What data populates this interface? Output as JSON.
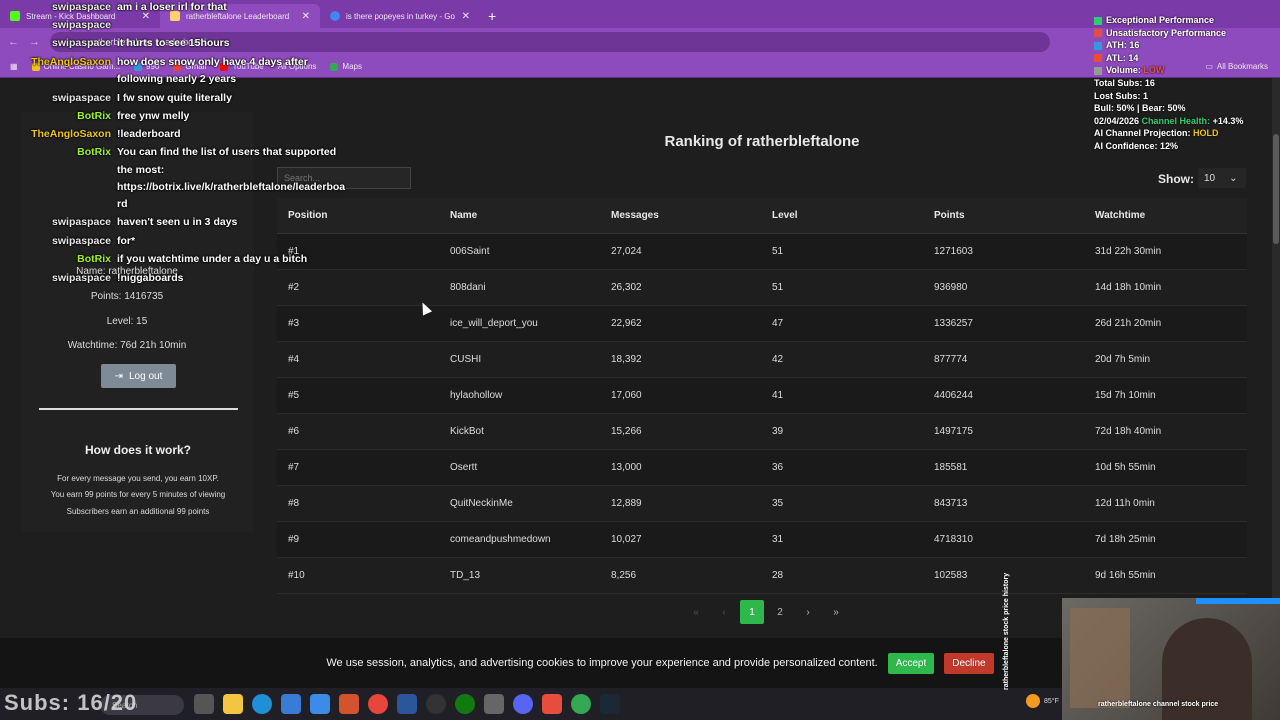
{
  "browser": {
    "tabs": [
      {
        "label": "Stream - Kick Dashboard",
        "color": "#53fc18"
      },
      {
        "label": "ratherbleftalone Leaderboard",
        "color": "#ffd166"
      },
      {
        "label": "is there popeyes in turkey - Go",
        "color": "#4285f4"
      }
    ],
    "new_tab": "+",
    "url": "ratherbleftalone Leaderboard",
    "bookmarks": [
      "Online Casino Gam...",
      "990",
      "Gmail",
      "YouTube",
      "All Options",
      "Maps"
    ],
    "all_bookmarks": "All Bookmarks"
  },
  "sidebar": {
    "name": "Name: ratherbleftalone",
    "points": "Points: 1416735",
    "level": "Level: 15",
    "watchtime": "Watchtime: 76d 21h 10min",
    "logout": "Log out",
    "how_title": "How does it work?",
    "how_lines": [
      "For every message you send, you earn 10XP.",
      "You earn 99 points for every 5 minutes of viewing",
      "Subscribers earn an additional 99 points"
    ]
  },
  "search": {
    "placeholder": "Search..."
  },
  "ranking_title": "Ranking of ratherbleftalone",
  "show": {
    "label": "Show:",
    "value": "10"
  },
  "table": {
    "headers": [
      "Position",
      "Name",
      "Messages",
      "Level",
      "Points",
      "Watchtime"
    ],
    "rows": [
      [
        "#1",
        "006Saint",
        "27,024",
        "51",
        "1271603",
        "31d 22h 30min"
      ],
      [
        "#2",
        "808dani",
        "26,302",
        "51",
        "936980",
        "14d 18h 10min"
      ],
      [
        "#3",
        "ice_will_deport_you",
        "22,962",
        "47",
        "1336257",
        "26d 21h 20min"
      ],
      [
        "#4",
        "CUSHI",
        "18,392",
        "42",
        "877774",
        "20d 7h 5min"
      ],
      [
        "#5",
        "hylaohollow",
        "17,060",
        "41",
        "4406244",
        "15d 7h 10min"
      ],
      [
        "#6",
        "KickBot",
        "15,266",
        "39",
        "1497175",
        "72d 18h 40min"
      ],
      [
        "#7",
        "Osertt",
        "13,000",
        "36",
        "185581",
        "10d 5h 55min"
      ],
      [
        "#8",
        "QuitNeckinMe",
        "12,889",
        "35",
        "843713",
        "12d 11h 0min"
      ],
      [
        "#9",
        "comeandpushmedown",
        "10,027",
        "31",
        "4718310",
        "7d 18h 25min"
      ],
      [
        "#10",
        "TD_13",
        "8,256",
        "28",
        "102583",
        "9d 16h 55min"
      ]
    ]
  },
  "pager": {
    "first": "«",
    "prev": "‹",
    "pages": [
      "1",
      "2"
    ],
    "next": "›",
    "last": "»"
  },
  "cookie": {
    "text": "We use session, analytics, and advertising cookies to improve your experience and provide personalized content.",
    "accept": "Accept",
    "decline": "Decline"
  },
  "chat": [
    {
      "user": "swipaspace",
      "color": "#e6e6e6",
      "text": "am i a loser irl for that"
    },
    {
      "user": "swipaspace",
      "color": "#e6e6e6",
      "text": ""
    },
    {
      "user": "swipaspace",
      "color": "#e6e6e6",
      "text": "it hurts to see 15hours"
    },
    {
      "user": "TheAngloSaxon",
      "color": "#f1c40f",
      "text": "how does snow only have 4 days after"
    },
    {
      "user": "",
      "color": "#ffffff",
      "text": "following nearly 2 years"
    },
    {
      "user": "swipaspace",
      "color": "#e6e6e6",
      "text": "I fw snow quite literally"
    },
    {
      "user": "BotRix",
      "color": "#9ef01a",
      "text": "free ynw melly"
    },
    {
      "user": "TheAngloSaxon",
      "color": "#f1c40f",
      "text": "!leaderboard"
    },
    {
      "user": "BotRix",
      "color": "#9ef01a",
      "text": "You can find the list of users that supported"
    },
    {
      "user": "",
      "color": "#ffffff",
      "text": "the most:"
    },
    {
      "user": "",
      "color": "#ffffff",
      "text": "https://botrix.live/k/ratherbleftalone/leaderboa"
    },
    {
      "user": "",
      "color": "#ffffff",
      "text": "rd"
    },
    {
      "user": "swipaspace",
      "color": "#e6e6e6",
      "text": "haven't seen u in 3 days"
    },
    {
      "user": "swipaspace",
      "color": "#e6e6e6",
      "text": "for*"
    },
    {
      "user": "BotRix",
      "color": "#9ef01a",
      "text": "if you watchtime under a day u a bitch"
    },
    {
      "user": "swipaspace",
      "color": "#e6e6e6",
      "text": "!niggaboards"
    }
  ],
  "stats": {
    "exceptional": "Exceptional Performance",
    "unsatisfactory": "Unsatisfactory Performance",
    "ath": "ATH: 16",
    "atl": "ATL: 14",
    "volume_label": "Volume: ",
    "volume_value": "LOW",
    "total_subs": "Total Subs: 16",
    "lost_subs": "Lost Subs: 1",
    "bull_bear": "Bull: 50% | Bear: 50%",
    "date": "02/04/2026 ",
    "health_label": "Channel Health: ",
    "health_value": "+14.3%",
    "projection_label": "AI Channel Projection: ",
    "projection_value": "HOLD",
    "confidence": "AI Confidence: 12%",
    "colors": {
      "exceptional": "#2ecc71",
      "unsatisfactory": "#e74c3c",
      "ath": "#3498db",
      "atl": "#e74c3c",
      "health": "#2ecc71",
      "hold": "#f1c40f",
      "low": "#e74c3c"
    }
  },
  "overlay": {
    "subs": "Subs: 16/20",
    "cam_caption": "ratherbleftalone channel stock price",
    "vertical_label": "ratherbleftalone stock price history",
    "weather": "85°F"
  },
  "taskbar": {
    "search_placeholder": "Search"
  }
}
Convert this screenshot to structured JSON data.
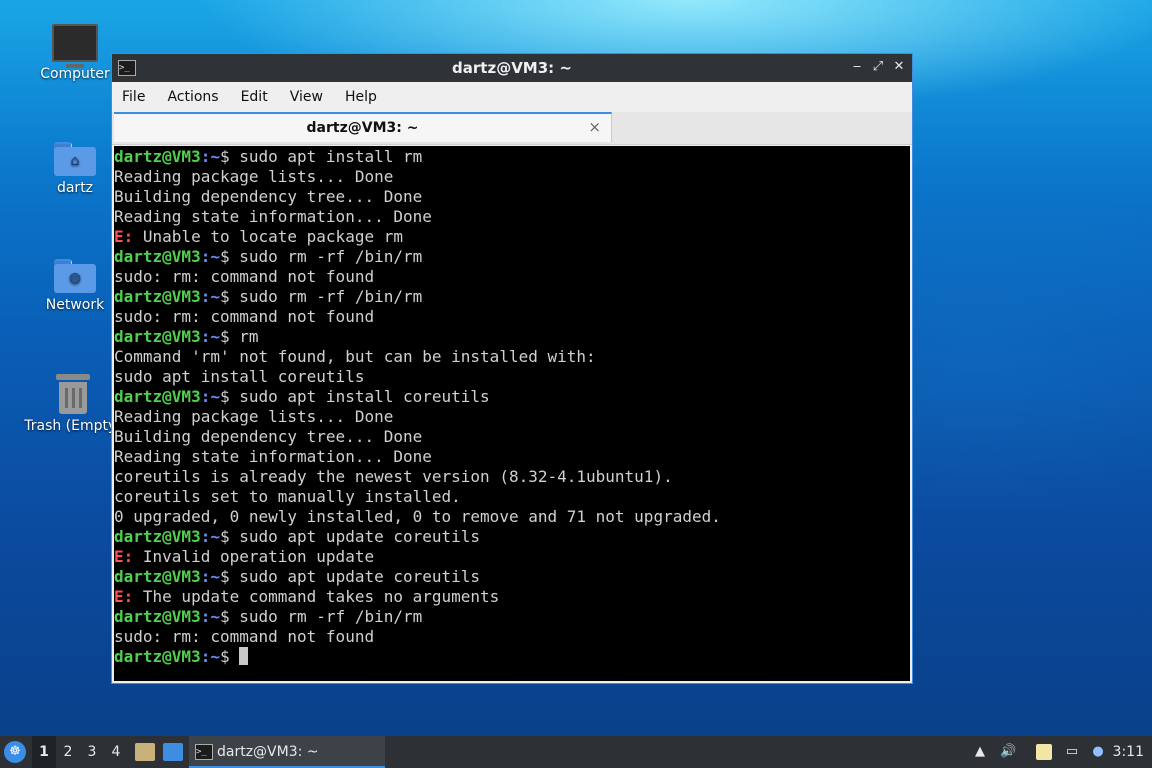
{
  "desktop": {
    "icons": [
      {
        "label": "Computer",
        "icon": "computer-icon"
      },
      {
        "label": "dartz",
        "icon": "home-folder-icon"
      },
      {
        "label": "Network",
        "icon": "network-folder-icon"
      },
      {
        "label": "Trash (Empty)",
        "icon": "trash-icon"
      }
    ]
  },
  "window": {
    "title": "dartz@VM3: ~",
    "menu": [
      "File",
      "Actions",
      "Edit",
      "View",
      "Help"
    ],
    "tab_label": "dartz@VM3: ~",
    "tab_close": "×",
    "min_glyph": "‒",
    "max_glyph": "⤢",
    "close_glyph": "✕"
  },
  "terminal": {
    "prompt_user": "dartz@VM3",
    "prompt_path": ":~",
    "prompt_sym": "$ ",
    "lines": [
      {
        "type": "cmd",
        "text": "sudo apt install rm"
      },
      {
        "type": "out",
        "text": "Reading package lists... Done"
      },
      {
        "type": "out",
        "text": "Building dependency tree... Done"
      },
      {
        "type": "out",
        "text": "Reading state information... Done"
      },
      {
        "type": "err",
        "prefix": "E:",
        "text": " Unable to locate package rm"
      },
      {
        "type": "cmd",
        "text": "sudo rm -rf /bin/rm"
      },
      {
        "type": "out",
        "text": "sudo: rm: command not found"
      },
      {
        "type": "cmd",
        "text": "sudo rm -rf /bin/rm"
      },
      {
        "type": "out",
        "text": "sudo: rm: command not found"
      },
      {
        "type": "cmd",
        "text": "rm"
      },
      {
        "type": "out",
        "text": "Command 'rm' not found, but can be installed with:"
      },
      {
        "type": "out",
        "text": "sudo apt install coreutils"
      },
      {
        "type": "cmd",
        "text": "sudo apt install coreutils"
      },
      {
        "type": "out",
        "text": "Reading package lists... Done"
      },
      {
        "type": "out",
        "text": "Building dependency tree... Done"
      },
      {
        "type": "out",
        "text": "Reading state information... Done"
      },
      {
        "type": "out",
        "text": "coreutils is already the newest version (8.32-4.1ubuntu1)."
      },
      {
        "type": "out",
        "text": "coreutils set to manually installed."
      },
      {
        "type": "out",
        "text": "0 upgraded, 0 newly installed, 0 to remove and 71 not upgraded."
      },
      {
        "type": "cmd",
        "text": "sudo apt update coreutils"
      },
      {
        "type": "err",
        "prefix": "E:",
        "text": " Invalid operation update"
      },
      {
        "type": "cmd",
        "text": "sudo apt update coreutils"
      },
      {
        "type": "err",
        "prefix": "E:",
        "text": " The update command takes no arguments"
      },
      {
        "type": "cmd",
        "text": "sudo rm -rf /bin/rm"
      },
      {
        "type": "out",
        "text": "sudo: rm: command not found"
      },
      {
        "type": "cmd",
        "text": "",
        "cursor": true
      }
    ]
  },
  "taskbar": {
    "start_glyph": "☸",
    "workspaces": [
      "1",
      "2",
      "3",
      "4"
    ],
    "active_workspace": "1",
    "task_label": "dartz@VM3: ~",
    "clock": "3:11",
    "tray_icons": [
      "update-notifier-icon",
      "volume-icon",
      "clipboard-icon",
      "network-icon",
      "notification-icon"
    ]
  }
}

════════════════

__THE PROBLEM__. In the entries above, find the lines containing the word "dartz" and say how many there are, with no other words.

__EXERCISE RESPONSE__. 5